The only reason to root against Lodewicus Theodorus Oosthuizen on Sunday is because we want suspense. Oosthuizen has been impressively steady the first three days, and at 15-under, not only does he have a comfortable four-stroke lead over second (and seven over third), but he is a 68 away from tying Tiger Woods’ British Open scoring record set in 2000 at the Old Course. We are seeing some great golf.
Oosthuizen had no hiccups coming in on Saturday, draining a bomb for birdie on the 16th, making par on the Road Hole, and just missing out on an eagle at the last. He was in a groove, and he’s shown he has the game to finish the deal Sunday.
But he shouldn’t turn on the TV or read anything before he tees off. Because we’re all going to concoct ways for him to lose the lead and make it an interesting finish Sunday.

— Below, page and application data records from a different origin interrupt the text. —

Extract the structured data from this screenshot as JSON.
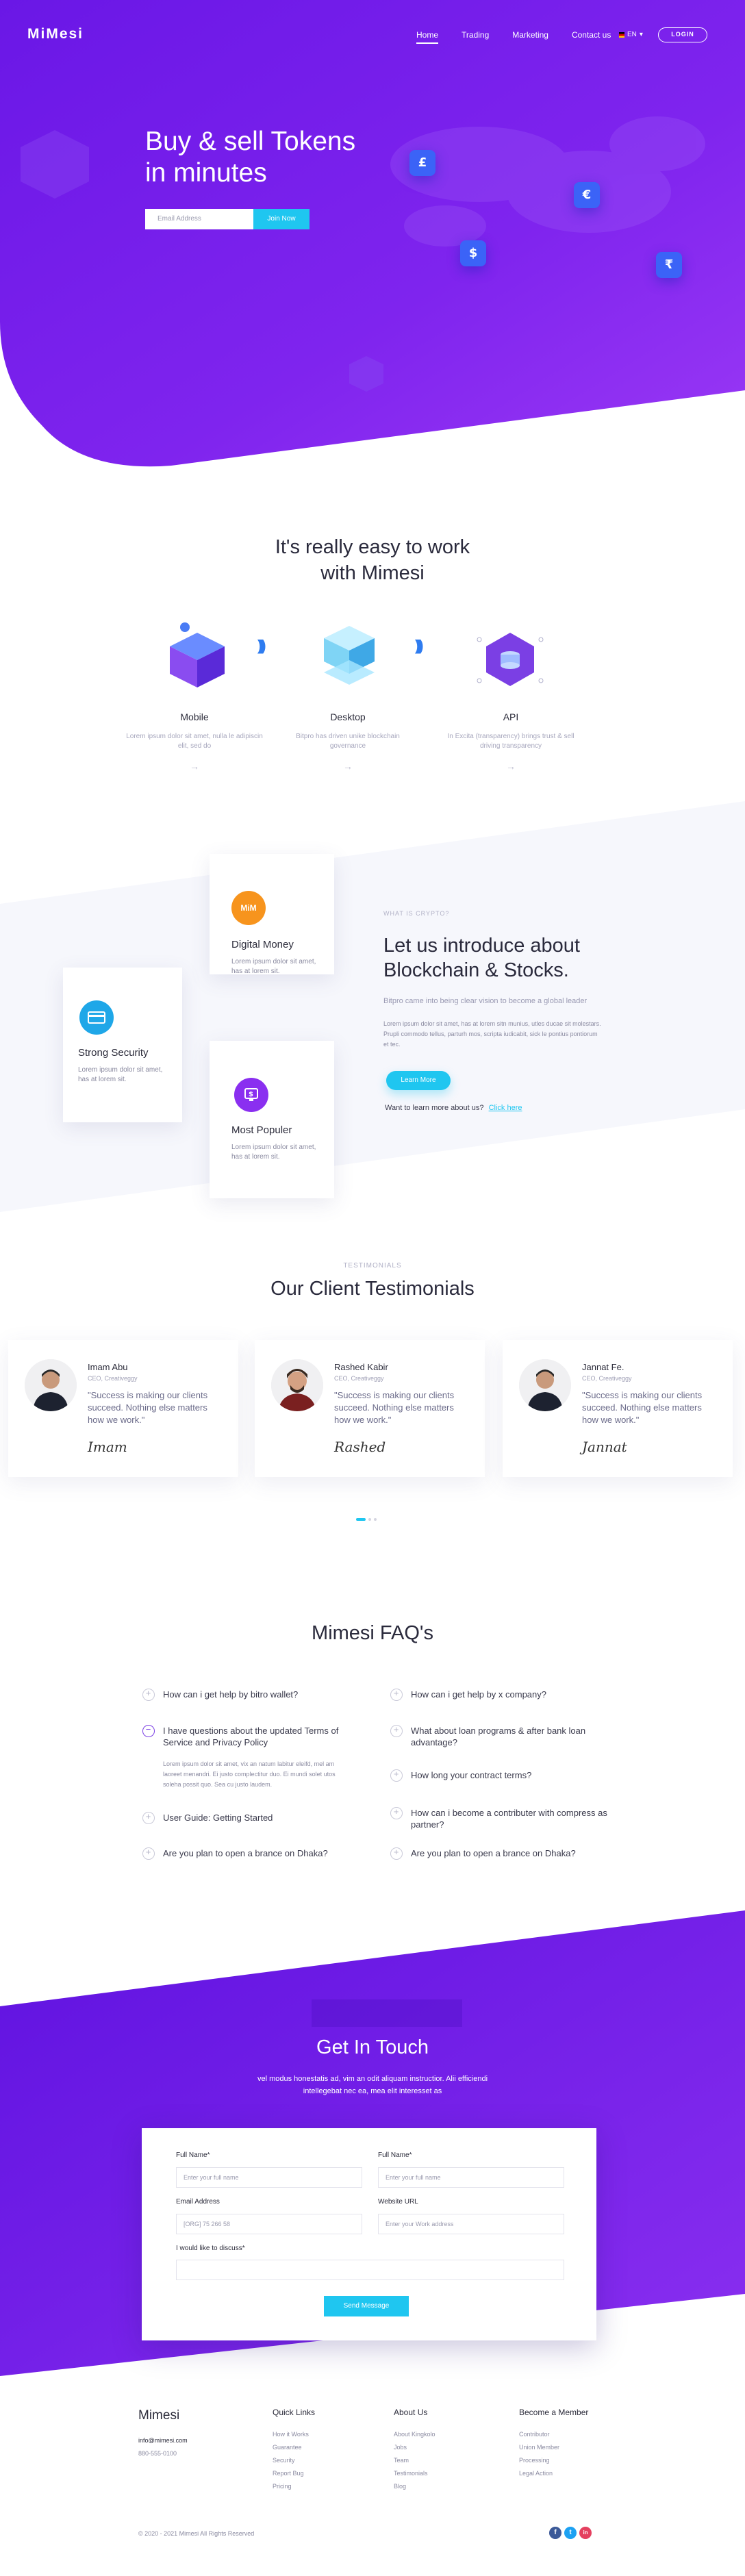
{
  "brand": {
    "logo": "MiMesi"
  },
  "nav": {
    "links": [
      "Home",
      "Trading",
      "Marketing",
      "Contact us"
    ],
    "language": "EN",
    "login": "LOGIN"
  },
  "hero": {
    "title_line1": "Buy & sell Tokens",
    "title_line2": "in minutes",
    "email_placeholder": "Email Address",
    "join_button": "Join Now",
    "coins": [
      "£",
      "€",
      "$",
      "₹"
    ]
  },
  "easy": {
    "title_line1": "It's really easy to work",
    "title_line2": "with Mimesi",
    "features": [
      {
        "name": "Mobile",
        "desc": "Lorem ipsum dolor sit amet, nulla le adipiscin elit, sed do"
      },
      {
        "name": "Desktop",
        "desc": "Bitpro has driven unike blockchain governance"
      },
      {
        "name": "API",
        "desc": "In Excita (transparency) brings trust & sell driving transparency"
      }
    ],
    "arrow": "→"
  },
  "intro": {
    "cards": [
      {
        "badge": "MiM",
        "title": "Digital Money",
        "desc": "Lorem ipsum dolor sit amet, has at lorem sit."
      },
      {
        "badge": "",
        "title": "Strong Security",
        "desc": "Lorem ipsum dolor sit amet, has at lorem sit."
      },
      {
        "badge": "",
        "title": "Most Populer",
        "desc": "Lorem ipsum dolor sit amet, has at lorem sit."
      }
    ],
    "eyebrow": "WHAT IS CRYPTO?",
    "title": "Let us introduce about Blockchain & Stocks.",
    "subtitle": "Bitpro came into being clear vision to become a global leader",
    "body": "Lorem ipsum dolor sit amet, has at lorem sitn munius, utles ducae sit molestars. Prupli commodo tellus, parturh mos, scripta iudicabit, sick le pontius pontiorum et tec.",
    "learn_button": "Learn More",
    "learn_more_text": "Want to learn more about us?",
    "learn_more_link": "Click here"
  },
  "testimonials": {
    "eyebrow": "TESTIMONIALS",
    "title": "Our Client Testimonials",
    "items": [
      {
        "name": "Imam Abu",
        "role": "CEO, Creativeggy",
        "quote": "\"Success is making our clients succeed. Nothing else matters how we work.\"",
        "signature": "Imam"
      },
      {
        "name": "Rashed Kabir",
        "role": "CEO, Creativeggy",
        "quote": "\"Success is making our clients succeed. Nothing else matters how we work.\"",
        "signature": "Rashed"
      },
      {
        "name": "Jannat Fe.",
        "role": "CEO, Creativeggy",
        "quote": "\"Success is making our clients succeed. Nothing else matters how we work.\"",
        "signature": "Jannat"
      }
    ]
  },
  "faq": {
    "title": "Mimesi FAQ's",
    "left": [
      "How can i get help by bitro wallet?",
      "I have questions about the updated Terms of Service and Privacy Policy",
      "User Guide: Getting Started",
      "Are you plan to open a brance on Dhaka?"
    ],
    "right": [
      "How can i get help by x company?",
      "What about loan programs & after bank loan advantage?",
      "How long your contract terms?",
      "How can i become a contributer with compress as partner?",
      "Are you plan to open a brance on Dhaka?"
    ],
    "open_answer": "Lorem ipsum dolor sit amet, vix an natum labitur eleifd, mel am laoreet menandri. Ei justo complectitur duo. Ei mundi solet utos soleha possit quo. Sea cu justo laudem."
  },
  "contact": {
    "title": "Get In Touch",
    "subtitle_line1": "vel modus honestatis ad, vim an odit aliquam instructior. Alii efficiendi",
    "subtitle_line2": "intellegebat nec ea, mea elit interesset as",
    "fields": {
      "full_name_label": "Full Name*",
      "full_name_placeholder": "Enter your full name",
      "full_name2_label": "Full Name*",
      "full_name2_placeholder": "Enter your full name",
      "email_label": "Email Address",
      "email_placeholder": "[ORG] 75 266 58",
      "website_label": "Website URL",
      "website_placeholder": "Enter your Work address",
      "discuss_label": "I would like to discuss*"
    },
    "send_button": "Send Message"
  },
  "footer": {
    "brand": "Mimesi",
    "email": "info@mimesi.com",
    "phone": "880-555-0100",
    "columns": [
      {
        "title": "Quick Links",
        "links": [
          "How it Works",
          "Guarantee",
          "Security",
          "Report Bug",
          "Pricing"
        ]
      },
      {
        "title": "About Us",
        "links": [
          "About Kingkolo",
          "Jobs",
          "Team",
          "Testimonials",
          "Blog"
        ]
      },
      {
        "title": "Become a Member",
        "links": [
          "Contributor",
          "Union Member",
          "Processing",
          "Legal Action"
        ]
      }
    ],
    "copyright": "© 2020 - 2021 Mimesi All Rights Reserved",
    "social": [
      "f",
      "t",
      "in"
    ]
  },
  "colors": {
    "purple": "#6d1be8",
    "violet": "#8a2ff0",
    "cyan": "#1fc6f0",
    "blue": "#3b63f7"
  }
}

Last year’s British Open winner Stewart Cink was three strokes back after three rounds. Padraig Harrington was two shots behind in 2008, and trailed by six in 2007. The comparison freshest in our minds is Dustin Johnson at this year’s U.S. Open. After wrestling away the lead on the back nine of the third round at a course he owns, it took Johnson two holes before he made a game-changing triple-bogey at Pebble Beach on Sunday, wiping out his three-stroke lead justlikethat.
Johnson was supposed to be a flat-liner on a course he had mastered. But we just don’t know how players will handle Sunday nerves, pins and roars.
And it not just players searching for their first major. The two unlikeliest names on that Sunday U.S. Open leader board — Graeme McDowell and Gregory Havret — were the only two players whose games resembled anything close to the first three days. Ernie Els, Phil Mickelson and Tiger Woods all floundered when they had the chance to seize the tournament.
Oosthuizen had that DJ control out there on Saturday to me. And that’s not to put him down. Johnson looked great on Saturday. And he played the first hole steady on Sunday. And he piped it down the middle of the second fairway. You just don’t know how someone is going to handle his first bit of serious adversity or bad luck on Sunday at a major. It’s a different animal.
Johnson made a triple-bogey on the second hole and started out 7-over through seven. He staggered home to an 82. It happens in major championships. Just ask Rory McIlroy this week.
If Oosthuizen crumbles, then yes, it could be a wide open championship. There’s no guarantee Casey will play well, either. In the 2005 U.S. Open at Pinehurst, the top three players after three rounds failed to break 80.
But if Oosthuizen puts up a fight, then Casey’s going to need to keep up his hot play on the front nine, and figure out how to get something out of the back. For the week, Casey is 12-under on the front, but 1-over on the back. He was 5-under today before playing even on the back.
And the funny thing about all of this is if something weird happens, Johnson of all people is lurking in seventh place at 6-under.
[AP Photo/Tim Hales]